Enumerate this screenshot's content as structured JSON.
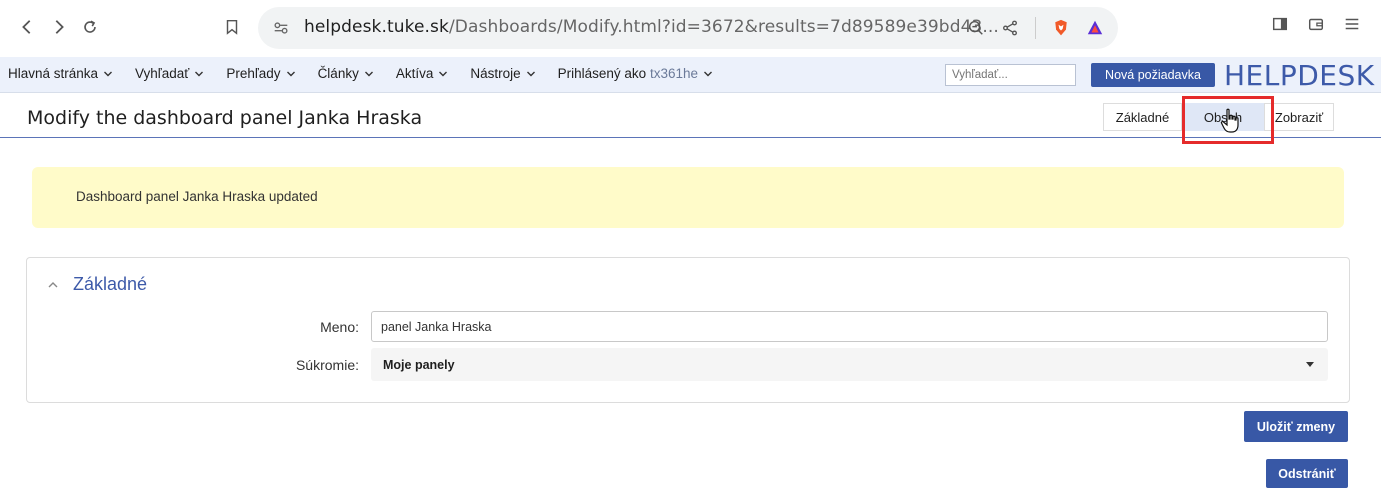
{
  "browser": {
    "url_host": "helpdesk.tuke.sk",
    "url_path": "/Dashboards/Modify.html?id=3672&results=7d89589e39bd43..."
  },
  "menu": {
    "items": [
      {
        "label": "Hlavná stránka"
      },
      {
        "label": "Vyhľadať"
      },
      {
        "label": "Prehľady"
      },
      {
        "label": "Články"
      },
      {
        "label": "Aktíva"
      },
      {
        "label": "Nástroje"
      }
    ],
    "user_prefix": "Prihlásený ako",
    "user_name": "tx361he",
    "search_placeholder": "Vyhľadať...",
    "new_ticket_label": "Nová požiadavka",
    "logo_text": "HELPDESK"
  },
  "page": {
    "title": "Modify the dashboard panel Janka Hraska",
    "tabs": [
      {
        "label": "Základné"
      },
      {
        "label": "Obsah"
      },
      {
        "label": "Zobraziť"
      }
    ]
  },
  "notice": {
    "text": "Dashboard panel Janka Hraska updated"
  },
  "section": {
    "title": "Základné",
    "name_label": "Meno:",
    "name_value": "panel Janka Hraska",
    "privacy_label": "Súkromie:",
    "privacy_value": "Moje panely"
  },
  "actions": {
    "save_label": "Uložiť zmeny",
    "delete_label": "Odstrániť"
  },
  "colors": {
    "accent": "#3858a6",
    "menubar_bg": "#ecf1fb",
    "notice_bg": "#fffbc9",
    "highlight": "#e52b2b",
    "active_tab_bg": "#dfe7f6"
  }
}
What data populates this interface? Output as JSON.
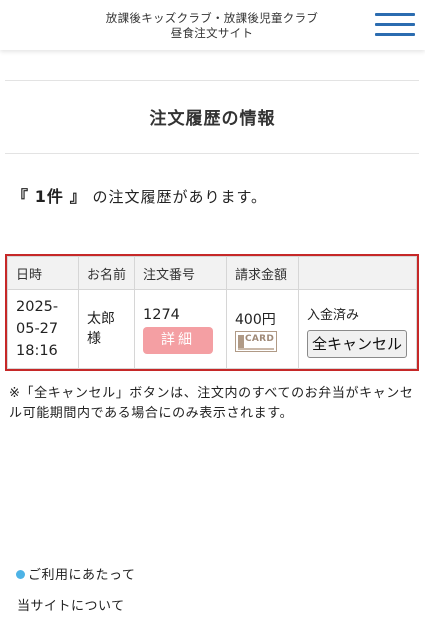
{
  "header": {
    "title_line1": "放課後キッズクラブ・放課後児童クラブ",
    "title_line2": "昼食注文サイト",
    "menu_icon": "hamburger-menu-icon",
    "menu_color": "#2b6cb0"
  },
  "page": {
    "title": "注文履歴の情報"
  },
  "summary": {
    "open_bracket": "『",
    "count": "1件",
    "close_bracket": "』",
    "text": "の注文履歴があります。"
  },
  "table": {
    "headers": [
      "日時",
      "お名前",
      "注文番号",
      "請求金額",
      ""
    ],
    "rows": [
      {
        "date_line1": "2025-",
        "date_line2": "05-27",
        "time": "18:16",
        "name": "太郎",
        "honorific": "様",
        "order_no": "1274",
        "detail_label": "詳細",
        "amount": "400円",
        "payment_icon": "card-payment-icon",
        "payment_label": "CARD",
        "status": "入金済み",
        "cancel_label": "全キャンセル"
      }
    ],
    "highlight_color": "#c62828",
    "detail_color": "#f49fa3"
  },
  "note": "※「全キャンセル」ボタンは、注文内のすべてのお弁当がキャンセル可能期間内である場合にのみ表示されます。",
  "footer": {
    "link1": "ご利用にあたって",
    "link1_icon": "blue-dot-icon",
    "link2": "当サイトについて"
  }
}
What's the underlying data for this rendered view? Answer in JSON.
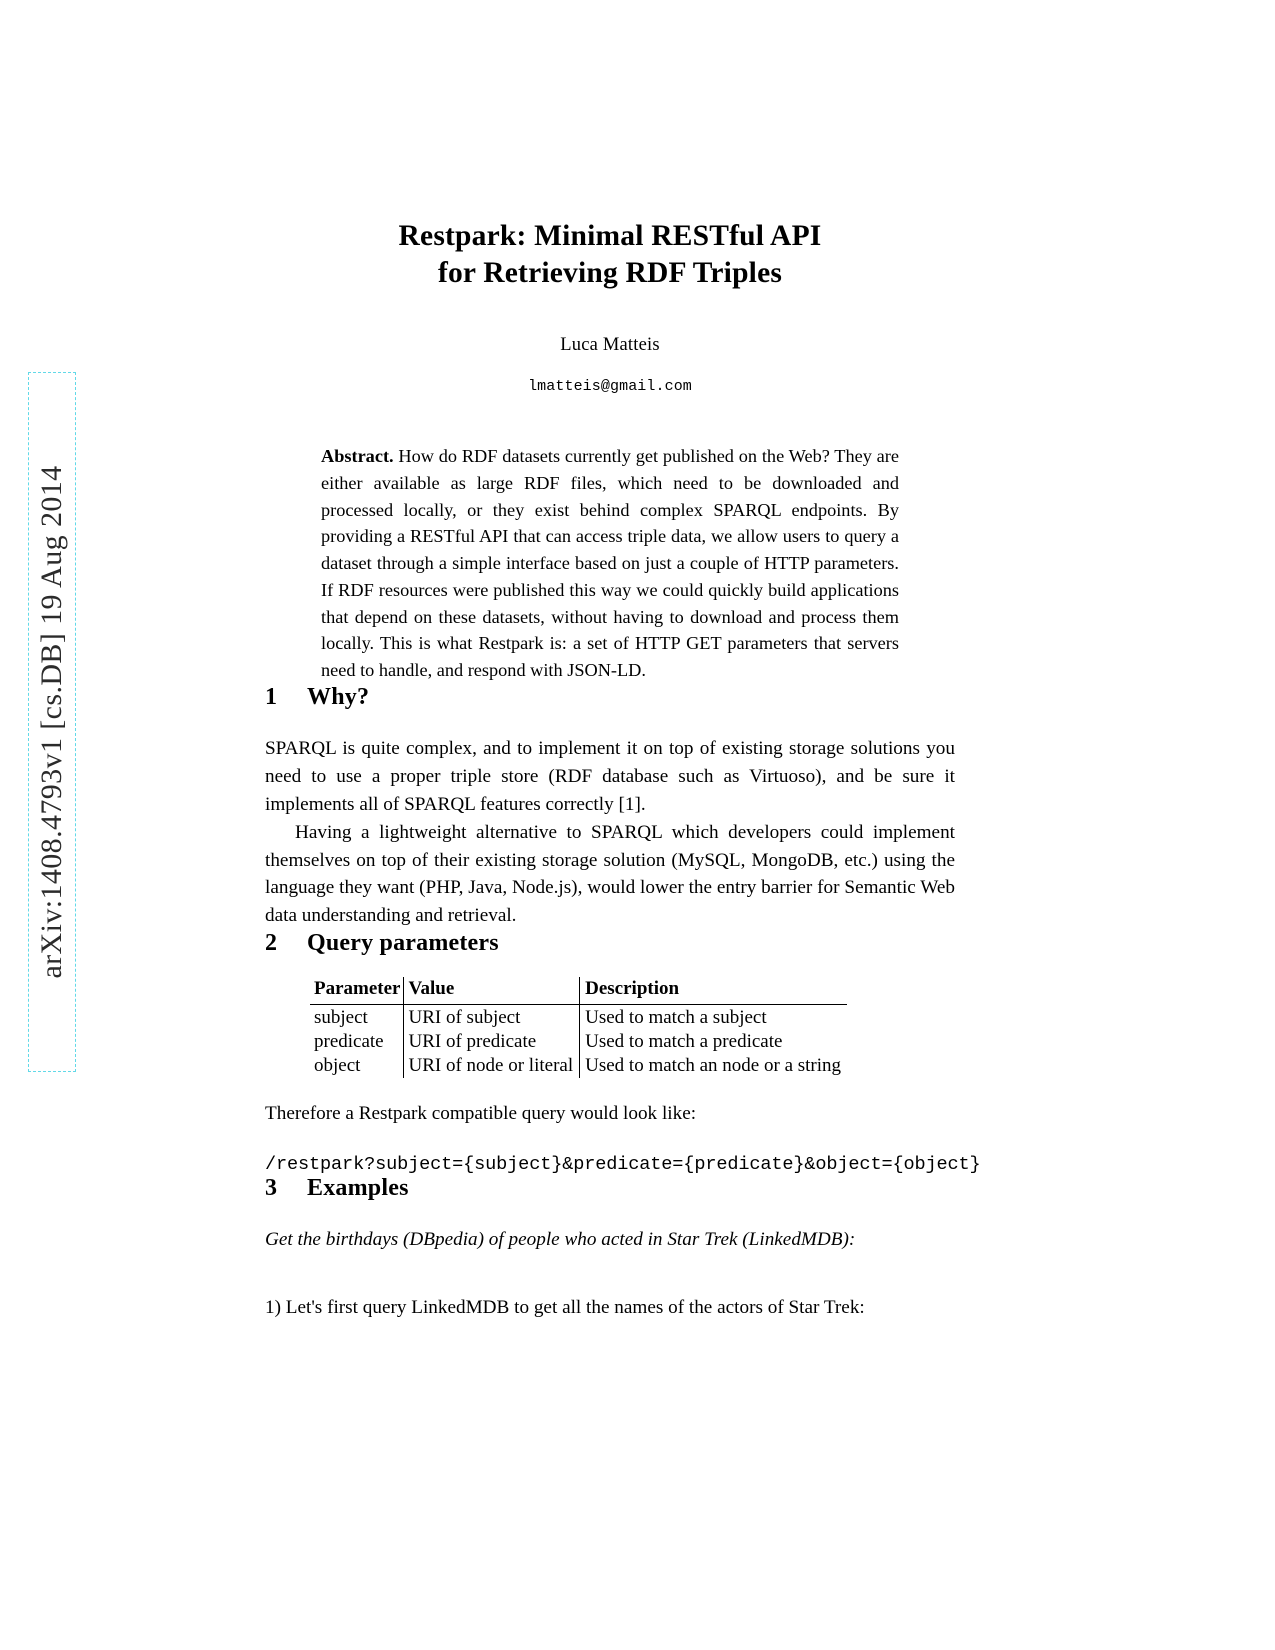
{
  "arxiv_stamp": {
    "text": "arXiv:1408.4793v1  [cs.DB]  19 Aug 2014",
    "border_color": "#62d9e8"
  },
  "paper": {
    "title_line1": "Restpark: Minimal RESTful API",
    "title_line2": "for Retrieving RDF Triples",
    "author": "Luca Matteis",
    "email": "lmatteis@gmail.com",
    "abstract_label": "Abstract.",
    "abstract_text": "How do RDF datasets currently get published on the Web? They are either available as large RDF files, which need to be downloaded and processed locally, or they exist behind complex SPARQL endpoints. By providing a RESTful API that can access triple data, we allow users to query a dataset through a simple interface based on just a couple of HTTP parameters. If RDF resources were published this way we could quickly build applications that depend on these datasets, without having to download and process them locally. This is what Restpark is: a set of HTTP GET parameters that servers need to handle, and respond with JSON-LD."
  },
  "sections": {
    "s1": {
      "number": "1",
      "heading": "Why?",
      "para1": "SPARQL is quite complex, and to implement it on top of existing storage solutions you need to use a proper triple store (RDF database such as Virtuoso), and be sure it implements all of SPARQL features correctly [1].",
      "para2": "Having a lightweight alternative to SPARQL which developers could implement themselves on top of their existing storage solution (MySQL, MongoDB, etc.) using the language they want (PHP, Java, Node.js), would lower the entry barrier for Semantic Web data understanding and retrieval."
    },
    "s2": {
      "number": "2",
      "heading": "Query parameters",
      "after_table_text": "Therefore a Restpark compatible query would look like:",
      "query_template": "/restpark?subject={subject}&predicate={predicate}&object={object}"
    },
    "s3": {
      "number": "3",
      "heading": "Examples",
      "italic_line": "Get the birthdays (DBpedia) of people who acted in Star Trek (LinkedMDB):",
      "step1": "1) Let's first query LinkedMDB to get all the names of the actors of Star Trek:"
    }
  },
  "params_table": {
    "headers": [
      "Parameter",
      "Value",
      "Description"
    ],
    "rows": [
      {
        "parameter": "subject",
        "value": "URI of subject",
        "description": "Used to match a subject"
      },
      {
        "parameter": "predicate",
        "value": "URI of predicate",
        "description": "Used to match a predicate"
      },
      {
        "parameter": "object",
        "value": "URI of node or literal",
        "description": "Used to match an node or a string"
      }
    ]
  }
}
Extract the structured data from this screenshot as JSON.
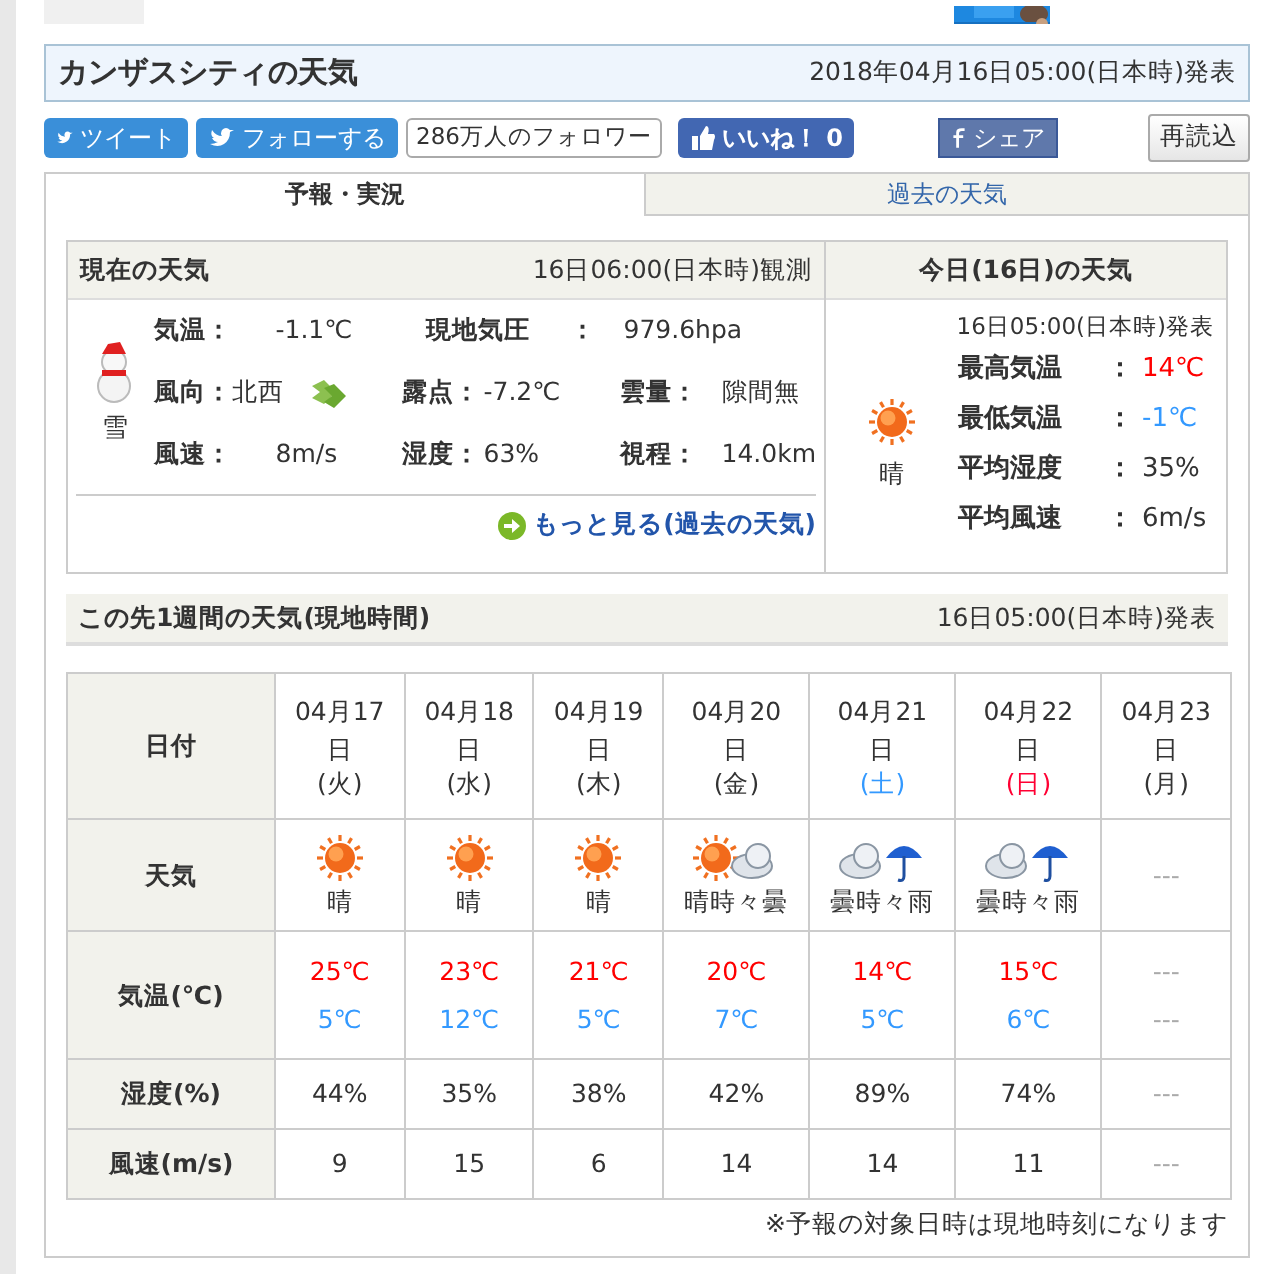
{
  "header": {
    "title": "カンザスシティの天気",
    "issued": "2018年04月16日05:00(日本時)発表"
  },
  "social": [
    {
      "kind": "tweet",
      "label": "ツイート"
    },
    {
      "kind": "follow",
      "label": "フォローする"
    },
    {
      "kind": "count",
      "label": "286万人のフォロワー"
    },
    {
      "kind": "like",
      "label": "いいね！",
      "count": "0"
    },
    {
      "kind": "share",
      "label": "シェア"
    }
  ],
  "reload": "再読込",
  "tabs": [
    {
      "label": "予報・実況",
      "selected": true
    },
    {
      "label": "過去の天気",
      "selected": false
    }
  ],
  "current": {
    "title": "現在の天気",
    "observed": "16日06:00(日本時)観測",
    "weather": {
      "kind": "snow",
      "label": "雪"
    },
    "rows": [
      [
        {
          "label": "気温：",
          "value": "-1.1℃"
        },
        {
          "label": "現地気圧",
          "sep": "：",
          "value": "979.6hpa"
        }
      ],
      [
        {
          "label": "風向：",
          "value": "北西",
          "wind_icon": true
        },
        {
          "label": "露点：",
          "value": "-7.2℃"
        },
        {
          "label": "雲量：",
          "value": "隙間無"
        }
      ],
      [
        {
          "label": "風速：",
          "value": "8m/s"
        },
        {
          "label": "湿度：",
          "value": "63%"
        },
        {
          "label": "視程：",
          "value": "14.0km"
        }
      ]
    ],
    "more_link": "もっと見る(過去の天気)"
  },
  "today": {
    "title": "今日(16日)の天気",
    "issued": "16日05:00(日本時)発表",
    "weather": {
      "kind": "sunny",
      "label": "晴"
    },
    "items": [
      {
        "label": "最高気温",
        "sep": "：",
        "value": "14℃",
        "color": "#ff0000"
      },
      {
        "label": "最低気温",
        "sep": "：",
        "value": "-1℃",
        "color": "#3399ff"
      },
      {
        "label": "平均湿度",
        "sep": "：",
        "value": "35%",
        "color": "#333333"
      },
      {
        "label": "平均風速",
        "sep": "：",
        "value": "6m/s",
        "color": "#333333"
      }
    ]
  },
  "week": {
    "title": "この先1週間の天気(現地時間)",
    "issued": "16日05:00(日本時)発表",
    "row_labels": [
      "日付",
      "天気",
      "気温(℃)",
      "湿度(%)",
      "風速(m/s)"
    ],
    "days": [
      {
        "date": "04月17日",
        "weekday": "(火)",
        "color": "#333333",
        "weather": {
          "kind": "sunny",
          "label": "晴"
        },
        "high": "25℃",
        "low": "5℃",
        "humidity": "44%",
        "wind": "9"
      },
      {
        "date": "04月18日",
        "weekday": "(水)",
        "color": "#333333",
        "weather": {
          "kind": "sunny",
          "label": "晴"
        },
        "high": "23℃",
        "low": "12℃",
        "humidity": "35%",
        "wind": "15"
      },
      {
        "date": "04月19日",
        "weekday": "(木)",
        "color": "#333333",
        "weather": {
          "kind": "sunny",
          "label": "晴"
        },
        "high": "21℃",
        "low": "5℃",
        "humidity": "38%",
        "wind": "6"
      },
      {
        "date": "04月20日",
        "weekday": "(金)",
        "color": "#333333",
        "weather": {
          "kind": "sunny_cloudy",
          "label": "晴時々曇"
        },
        "high": "20℃",
        "low": "7℃",
        "humidity": "42%",
        "wind": "14"
      },
      {
        "date": "04月21日",
        "weekday": "(土)",
        "color": "#3399ff",
        "weather": {
          "kind": "cloudy_rain",
          "label": "曇時々雨"
        },
        "high": "14℃",
        "low": "5℃",
        "humidity": "89%",
        "wind": "14"
      },
      {
        "date": "04月22日",
        "weekday": "(日)",
        "color": "#ff0033",
        "weather": {
          "kind": "cloudy_rain",
          "label": "曇時々雨"
        },
        "high": "15℃",
        "low": "6℃",
        "humidity": "74%",
        "wind": "11"
      },
      {
        "date": "04月23日",
        "weekday": "(月)",
        "color": "#333333",
        "weather": {
          "kind": "none",
          "label": "---"
        },
        "high": "---",
        "low": "---",
        "humidity": "---",
        "wind": "---"
      }
    ],
    "note": "※予報の対象日時は現地時刻になります"
  }
}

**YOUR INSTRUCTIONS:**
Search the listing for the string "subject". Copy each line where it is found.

**EXERCISE SOLUTION:**
      "query_template": "/restpark?subject={subject}&predicate={predicate}&object={object}"
        "parameter": "subject",
        "value": "URI of subject",
        "description": "Used to match a subject"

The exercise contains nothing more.